Brian Z. Bentz, Sakkarapalayam M. Mahalingam, Daniel Ysselstein, Paola C. Montenegro,
Jason R. Cannon, Jean-Christophe Rochet, Philip S. Low and Kevin J. Webb

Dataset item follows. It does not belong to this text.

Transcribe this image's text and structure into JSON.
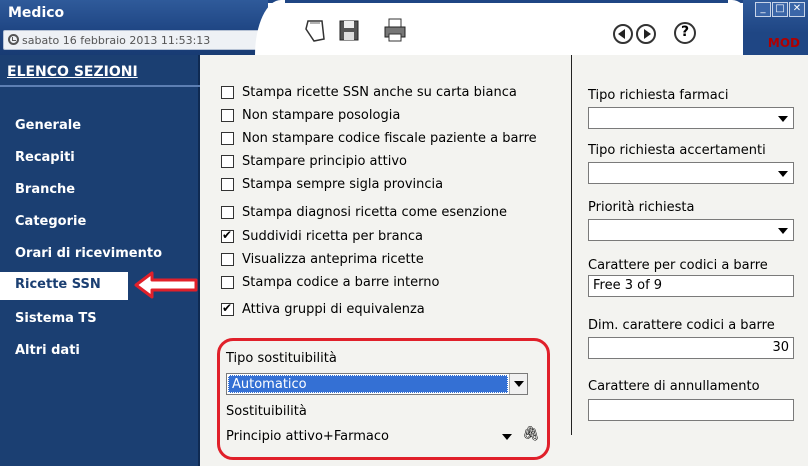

Imaging fluorescence through millimeters or centimeters of tissue has important in vivo applications, such as guiding surgery and studying the brain. Often, the important information is the location of one of more optical reporters, rather than the specifics of the local geometry, motivating the need for a localization method that provides this information. We present an optimization approach based on a diffusion model for the fast localization of fluorescent inhomogeneities in deep tissue with expanded beam illumination that simplifies the experiment and the reconstruction. We show that the position of a fluorescent inhomogeneity can be estimated while assuming homogeneous tissue parameters and without having to model the excitation profile, reducing the computational burden and improving the utility of the method.